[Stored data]
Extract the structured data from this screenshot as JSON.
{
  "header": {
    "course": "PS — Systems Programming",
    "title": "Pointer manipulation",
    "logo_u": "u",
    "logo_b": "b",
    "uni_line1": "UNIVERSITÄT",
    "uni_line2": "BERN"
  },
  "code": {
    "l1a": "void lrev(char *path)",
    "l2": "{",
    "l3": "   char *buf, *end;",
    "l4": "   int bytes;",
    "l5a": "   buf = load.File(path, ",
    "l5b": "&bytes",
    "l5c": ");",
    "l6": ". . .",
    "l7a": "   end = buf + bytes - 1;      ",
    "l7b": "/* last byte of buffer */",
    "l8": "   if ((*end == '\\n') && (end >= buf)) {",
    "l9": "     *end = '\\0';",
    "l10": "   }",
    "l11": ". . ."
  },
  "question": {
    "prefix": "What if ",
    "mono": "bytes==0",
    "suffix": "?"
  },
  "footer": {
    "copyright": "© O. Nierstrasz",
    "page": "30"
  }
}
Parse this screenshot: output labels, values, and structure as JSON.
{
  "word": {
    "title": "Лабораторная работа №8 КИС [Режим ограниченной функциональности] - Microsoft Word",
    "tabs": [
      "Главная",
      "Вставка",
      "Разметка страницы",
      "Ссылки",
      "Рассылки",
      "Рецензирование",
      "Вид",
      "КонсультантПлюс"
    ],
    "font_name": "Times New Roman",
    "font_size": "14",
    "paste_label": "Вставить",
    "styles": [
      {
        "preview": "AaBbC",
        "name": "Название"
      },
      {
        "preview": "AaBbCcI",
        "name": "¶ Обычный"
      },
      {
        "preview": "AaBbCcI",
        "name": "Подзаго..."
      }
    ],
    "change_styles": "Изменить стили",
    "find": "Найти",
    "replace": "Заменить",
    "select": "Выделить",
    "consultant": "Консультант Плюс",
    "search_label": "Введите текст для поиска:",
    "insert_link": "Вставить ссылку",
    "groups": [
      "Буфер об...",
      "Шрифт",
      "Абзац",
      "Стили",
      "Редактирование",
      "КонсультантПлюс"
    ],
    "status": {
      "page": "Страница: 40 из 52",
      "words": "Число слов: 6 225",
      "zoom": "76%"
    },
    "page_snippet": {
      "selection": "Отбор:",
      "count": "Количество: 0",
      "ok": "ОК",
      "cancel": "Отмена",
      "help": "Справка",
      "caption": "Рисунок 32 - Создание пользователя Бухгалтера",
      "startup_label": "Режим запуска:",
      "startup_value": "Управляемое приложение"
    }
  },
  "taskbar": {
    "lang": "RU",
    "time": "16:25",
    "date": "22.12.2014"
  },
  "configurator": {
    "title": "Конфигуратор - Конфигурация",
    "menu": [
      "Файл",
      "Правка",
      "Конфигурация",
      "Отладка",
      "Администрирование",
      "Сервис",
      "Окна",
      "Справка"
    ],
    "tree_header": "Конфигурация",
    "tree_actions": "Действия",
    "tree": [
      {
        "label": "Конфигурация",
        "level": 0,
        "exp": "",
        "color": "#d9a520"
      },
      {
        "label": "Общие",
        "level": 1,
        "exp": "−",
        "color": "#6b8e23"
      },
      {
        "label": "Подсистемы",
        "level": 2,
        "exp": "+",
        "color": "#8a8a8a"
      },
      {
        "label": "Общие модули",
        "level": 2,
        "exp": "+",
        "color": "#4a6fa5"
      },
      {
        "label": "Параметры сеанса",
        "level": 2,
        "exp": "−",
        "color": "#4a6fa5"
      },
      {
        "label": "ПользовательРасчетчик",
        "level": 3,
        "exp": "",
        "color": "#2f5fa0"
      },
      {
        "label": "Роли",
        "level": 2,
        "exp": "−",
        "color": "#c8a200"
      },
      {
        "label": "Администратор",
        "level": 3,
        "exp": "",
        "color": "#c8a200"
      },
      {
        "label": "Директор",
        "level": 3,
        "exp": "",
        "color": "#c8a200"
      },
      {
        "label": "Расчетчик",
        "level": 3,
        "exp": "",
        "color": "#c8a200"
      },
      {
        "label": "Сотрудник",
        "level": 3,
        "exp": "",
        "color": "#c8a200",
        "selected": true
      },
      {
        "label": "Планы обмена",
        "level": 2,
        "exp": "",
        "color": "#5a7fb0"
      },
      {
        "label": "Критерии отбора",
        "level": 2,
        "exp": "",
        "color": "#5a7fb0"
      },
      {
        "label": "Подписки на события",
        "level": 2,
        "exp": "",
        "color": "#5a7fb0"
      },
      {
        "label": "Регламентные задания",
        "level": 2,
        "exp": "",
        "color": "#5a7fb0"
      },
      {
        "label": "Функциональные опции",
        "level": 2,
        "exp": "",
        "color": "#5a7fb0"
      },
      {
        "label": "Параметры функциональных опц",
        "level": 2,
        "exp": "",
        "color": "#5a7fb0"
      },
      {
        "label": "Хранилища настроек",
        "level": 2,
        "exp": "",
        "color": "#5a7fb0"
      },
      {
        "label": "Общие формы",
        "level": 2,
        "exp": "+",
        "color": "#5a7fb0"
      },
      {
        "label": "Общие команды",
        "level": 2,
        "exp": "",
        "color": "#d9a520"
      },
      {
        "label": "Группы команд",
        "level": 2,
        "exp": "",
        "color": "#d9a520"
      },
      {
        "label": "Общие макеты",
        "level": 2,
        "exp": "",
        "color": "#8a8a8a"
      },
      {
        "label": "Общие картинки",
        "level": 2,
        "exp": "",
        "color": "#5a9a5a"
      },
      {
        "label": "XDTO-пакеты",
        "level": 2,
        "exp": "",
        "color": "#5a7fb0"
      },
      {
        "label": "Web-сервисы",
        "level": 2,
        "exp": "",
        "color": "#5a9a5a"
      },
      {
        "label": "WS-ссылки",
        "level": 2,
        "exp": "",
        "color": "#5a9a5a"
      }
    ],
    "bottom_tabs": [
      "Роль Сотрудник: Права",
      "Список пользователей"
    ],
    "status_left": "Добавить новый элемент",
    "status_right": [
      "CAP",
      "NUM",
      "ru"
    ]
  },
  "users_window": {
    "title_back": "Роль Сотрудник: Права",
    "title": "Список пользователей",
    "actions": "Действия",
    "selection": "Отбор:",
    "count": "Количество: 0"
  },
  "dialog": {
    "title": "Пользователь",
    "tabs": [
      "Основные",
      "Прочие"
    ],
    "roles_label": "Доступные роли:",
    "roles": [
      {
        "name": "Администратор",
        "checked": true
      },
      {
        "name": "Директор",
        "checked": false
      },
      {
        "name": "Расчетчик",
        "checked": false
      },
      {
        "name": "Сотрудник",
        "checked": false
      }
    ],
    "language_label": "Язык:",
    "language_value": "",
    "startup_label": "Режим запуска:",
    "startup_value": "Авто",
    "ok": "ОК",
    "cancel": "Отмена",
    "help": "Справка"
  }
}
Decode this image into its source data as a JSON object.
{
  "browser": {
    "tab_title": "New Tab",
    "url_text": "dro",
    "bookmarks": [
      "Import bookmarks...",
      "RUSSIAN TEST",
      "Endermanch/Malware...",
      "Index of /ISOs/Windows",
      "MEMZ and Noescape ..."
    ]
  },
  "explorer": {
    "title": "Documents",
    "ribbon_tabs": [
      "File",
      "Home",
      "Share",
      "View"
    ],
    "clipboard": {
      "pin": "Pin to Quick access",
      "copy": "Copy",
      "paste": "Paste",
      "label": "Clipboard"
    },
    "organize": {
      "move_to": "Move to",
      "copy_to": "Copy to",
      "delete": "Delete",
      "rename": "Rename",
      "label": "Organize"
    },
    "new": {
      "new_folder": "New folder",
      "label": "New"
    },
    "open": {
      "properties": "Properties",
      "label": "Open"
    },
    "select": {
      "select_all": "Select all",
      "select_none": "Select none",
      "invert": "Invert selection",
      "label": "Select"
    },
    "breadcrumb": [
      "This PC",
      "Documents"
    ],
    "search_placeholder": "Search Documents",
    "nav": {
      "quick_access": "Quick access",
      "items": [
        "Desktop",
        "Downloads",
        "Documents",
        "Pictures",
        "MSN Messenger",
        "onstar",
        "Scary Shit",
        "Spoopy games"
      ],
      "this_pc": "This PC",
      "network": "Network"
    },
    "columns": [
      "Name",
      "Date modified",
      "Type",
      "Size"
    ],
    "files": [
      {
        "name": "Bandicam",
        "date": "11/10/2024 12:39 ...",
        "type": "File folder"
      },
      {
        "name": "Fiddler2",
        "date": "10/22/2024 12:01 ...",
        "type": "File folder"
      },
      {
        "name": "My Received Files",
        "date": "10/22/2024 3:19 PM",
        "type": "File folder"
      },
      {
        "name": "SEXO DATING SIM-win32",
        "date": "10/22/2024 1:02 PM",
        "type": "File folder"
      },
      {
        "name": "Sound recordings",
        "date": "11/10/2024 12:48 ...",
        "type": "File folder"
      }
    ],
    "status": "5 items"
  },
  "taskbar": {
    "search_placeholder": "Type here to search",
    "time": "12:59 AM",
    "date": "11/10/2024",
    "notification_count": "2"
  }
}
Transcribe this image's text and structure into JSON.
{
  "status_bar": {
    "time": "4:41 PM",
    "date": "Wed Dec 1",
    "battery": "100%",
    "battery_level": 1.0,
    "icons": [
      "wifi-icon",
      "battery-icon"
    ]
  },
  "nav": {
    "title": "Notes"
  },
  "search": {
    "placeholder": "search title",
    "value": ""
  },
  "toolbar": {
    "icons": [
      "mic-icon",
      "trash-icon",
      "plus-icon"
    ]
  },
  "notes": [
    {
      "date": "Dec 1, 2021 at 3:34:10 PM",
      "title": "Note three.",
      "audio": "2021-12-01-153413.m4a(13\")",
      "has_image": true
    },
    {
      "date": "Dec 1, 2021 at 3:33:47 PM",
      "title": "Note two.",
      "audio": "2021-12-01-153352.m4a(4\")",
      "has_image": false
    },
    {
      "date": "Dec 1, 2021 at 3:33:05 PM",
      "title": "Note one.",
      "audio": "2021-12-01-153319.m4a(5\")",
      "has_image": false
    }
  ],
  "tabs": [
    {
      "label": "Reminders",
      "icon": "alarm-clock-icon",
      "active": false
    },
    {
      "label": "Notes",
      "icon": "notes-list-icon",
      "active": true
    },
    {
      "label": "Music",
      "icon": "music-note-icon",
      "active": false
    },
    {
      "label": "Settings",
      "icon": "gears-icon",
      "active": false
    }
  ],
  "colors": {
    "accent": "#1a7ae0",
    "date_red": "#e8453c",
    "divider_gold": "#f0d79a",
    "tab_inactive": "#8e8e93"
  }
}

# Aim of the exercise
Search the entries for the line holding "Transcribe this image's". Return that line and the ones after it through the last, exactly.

# Your solution
Transcribe this image's text and structure into JSON.
{
  "status_bar": {
    "time": "4:41 PM",
    "date": "Wed Dec 1",
    "battery": "100%",
    "battery_level": 1.0,
    "icons": [
      "wifi-icon",
      "battery-icon"
    ]
  },
  "nav": {
    "title": "Notes"
  },
  "search": {
    "placeholder": "search title",
    "value": ""
  },
  "toolbar": {
    "icons": [
      "mic-icon",
      "trash-icon",
      "plus-icon"
    ]
  },
  "notes": [
    {
      "date": "Dec 1, 2021 at 3:34:10 PM",
      "title": "Note three.",
      "audio": "2021-12-01-153413.m4a(13\")",
      "has_image": true
    },
    {
      "date": "Dec 1, 2021 at 3:33:47 PM",
      "title": "Note two.",
      "audio": "2021-12-01-153352.m4a(4\")",
      "has_image": false
    },
    {
      "date": "Dec 1, 2021 at 3:33:05 PM",
      "title": "Note one.",
      "audio": "2021-12-01-153319.m4a(5\")",
      "has_image": false
    }
  ],
  "tabs": [
    {
      "label": "Reminders",
      "icon": "alarm-clock-icon",
      "active": false
    },
    {
      "label": "Notes",
      "icon": "notes-list-icon",
      "active": true
    },
    {
      "label": "Music",
      "icon": "music-note-icon",
      "active": false
    },
    {
      "label": "Settings",
      "icon": "gears-icon",
      "active": false
    }
  ],
  "colors": {
    "accent": "#1a7ae0",
    "date_red": "#e8453c",
    "divider_gold": "#f0d79a",
    "tab_inactive": "#8e8e93"
  }
}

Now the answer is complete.